[Extracted material Boundary: Start]
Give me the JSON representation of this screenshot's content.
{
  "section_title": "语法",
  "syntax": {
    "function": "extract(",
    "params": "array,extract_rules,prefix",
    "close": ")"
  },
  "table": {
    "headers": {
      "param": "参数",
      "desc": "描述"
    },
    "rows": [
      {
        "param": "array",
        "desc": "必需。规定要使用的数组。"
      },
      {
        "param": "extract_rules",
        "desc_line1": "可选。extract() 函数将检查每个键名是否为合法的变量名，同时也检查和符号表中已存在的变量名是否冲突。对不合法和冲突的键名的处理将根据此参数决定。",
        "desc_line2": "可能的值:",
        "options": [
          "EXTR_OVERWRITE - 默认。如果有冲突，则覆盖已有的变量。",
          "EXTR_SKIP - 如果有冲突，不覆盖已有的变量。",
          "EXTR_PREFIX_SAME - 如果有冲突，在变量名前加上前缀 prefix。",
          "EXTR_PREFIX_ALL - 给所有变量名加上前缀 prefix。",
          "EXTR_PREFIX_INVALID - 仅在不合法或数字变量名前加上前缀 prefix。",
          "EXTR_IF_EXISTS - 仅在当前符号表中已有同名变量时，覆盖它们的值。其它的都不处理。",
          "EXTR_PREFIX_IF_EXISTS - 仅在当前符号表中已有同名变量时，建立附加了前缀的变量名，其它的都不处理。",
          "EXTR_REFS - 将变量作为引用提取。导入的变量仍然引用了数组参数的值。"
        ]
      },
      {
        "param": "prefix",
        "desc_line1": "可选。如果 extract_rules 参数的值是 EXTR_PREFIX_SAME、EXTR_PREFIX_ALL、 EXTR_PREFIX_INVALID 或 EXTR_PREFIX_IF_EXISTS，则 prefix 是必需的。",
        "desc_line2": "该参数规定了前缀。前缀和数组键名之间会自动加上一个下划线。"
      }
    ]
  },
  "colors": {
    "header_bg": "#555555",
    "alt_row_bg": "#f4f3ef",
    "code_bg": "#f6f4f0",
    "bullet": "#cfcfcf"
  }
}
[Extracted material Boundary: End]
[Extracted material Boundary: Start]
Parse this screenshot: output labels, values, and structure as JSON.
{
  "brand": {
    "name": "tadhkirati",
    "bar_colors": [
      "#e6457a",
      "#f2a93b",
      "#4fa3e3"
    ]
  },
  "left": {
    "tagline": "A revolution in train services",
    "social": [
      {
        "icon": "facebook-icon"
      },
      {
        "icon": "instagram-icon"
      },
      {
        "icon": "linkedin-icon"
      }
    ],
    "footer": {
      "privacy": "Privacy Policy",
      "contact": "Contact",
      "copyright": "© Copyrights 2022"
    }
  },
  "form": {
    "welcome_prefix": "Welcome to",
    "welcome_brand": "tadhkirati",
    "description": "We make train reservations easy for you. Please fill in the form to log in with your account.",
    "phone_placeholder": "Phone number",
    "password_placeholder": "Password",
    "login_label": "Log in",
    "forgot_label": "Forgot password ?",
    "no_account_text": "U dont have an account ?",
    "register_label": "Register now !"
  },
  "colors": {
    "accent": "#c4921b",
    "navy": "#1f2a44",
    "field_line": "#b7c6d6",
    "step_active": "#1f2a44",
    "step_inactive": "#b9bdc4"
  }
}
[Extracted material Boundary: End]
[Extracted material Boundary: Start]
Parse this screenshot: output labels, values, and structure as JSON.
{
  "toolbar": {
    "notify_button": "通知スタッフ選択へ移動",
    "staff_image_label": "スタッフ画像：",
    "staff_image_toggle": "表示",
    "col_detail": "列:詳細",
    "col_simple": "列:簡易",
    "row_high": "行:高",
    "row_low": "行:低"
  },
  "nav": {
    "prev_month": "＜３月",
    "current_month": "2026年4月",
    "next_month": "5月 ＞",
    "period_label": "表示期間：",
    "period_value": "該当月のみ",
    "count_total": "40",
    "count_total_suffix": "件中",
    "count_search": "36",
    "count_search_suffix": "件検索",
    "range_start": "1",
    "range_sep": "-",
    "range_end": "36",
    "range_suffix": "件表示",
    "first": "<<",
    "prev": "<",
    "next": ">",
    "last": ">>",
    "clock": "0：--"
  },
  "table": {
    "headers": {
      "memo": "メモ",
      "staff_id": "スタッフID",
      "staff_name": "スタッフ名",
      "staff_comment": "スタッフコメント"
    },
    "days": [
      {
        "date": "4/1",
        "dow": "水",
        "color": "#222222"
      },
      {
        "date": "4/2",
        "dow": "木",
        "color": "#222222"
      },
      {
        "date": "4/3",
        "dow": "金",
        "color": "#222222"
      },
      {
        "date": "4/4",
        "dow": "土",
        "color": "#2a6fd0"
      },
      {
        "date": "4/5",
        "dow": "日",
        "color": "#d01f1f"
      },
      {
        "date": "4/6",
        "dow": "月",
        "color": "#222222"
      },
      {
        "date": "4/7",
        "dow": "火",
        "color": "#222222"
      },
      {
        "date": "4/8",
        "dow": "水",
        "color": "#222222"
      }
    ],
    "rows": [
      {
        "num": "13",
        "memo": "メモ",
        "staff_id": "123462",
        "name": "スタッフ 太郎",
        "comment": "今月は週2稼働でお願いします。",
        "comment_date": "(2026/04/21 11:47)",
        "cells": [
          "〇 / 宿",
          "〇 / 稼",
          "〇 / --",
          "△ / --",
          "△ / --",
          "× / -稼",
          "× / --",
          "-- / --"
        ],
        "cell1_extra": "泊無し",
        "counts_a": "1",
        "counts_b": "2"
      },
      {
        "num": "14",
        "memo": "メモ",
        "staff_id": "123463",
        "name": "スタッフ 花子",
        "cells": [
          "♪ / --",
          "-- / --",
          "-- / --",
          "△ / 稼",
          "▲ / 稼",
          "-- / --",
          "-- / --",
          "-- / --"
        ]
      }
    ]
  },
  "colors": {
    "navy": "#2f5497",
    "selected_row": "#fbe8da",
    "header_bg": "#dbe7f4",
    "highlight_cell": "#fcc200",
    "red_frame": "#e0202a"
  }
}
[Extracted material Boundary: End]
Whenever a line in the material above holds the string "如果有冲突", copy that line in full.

Written reply:
          "EXTR_OVERWRITE - 默认。如果有冲突，则覆盖已有的变量。",
          "EXTR_SKIP - 如果有冲突，不覆盖已有的变量。",
          "EXTR_PREFIX_SAME - 如果有冲突，在变量名前加上前缀 prefix。",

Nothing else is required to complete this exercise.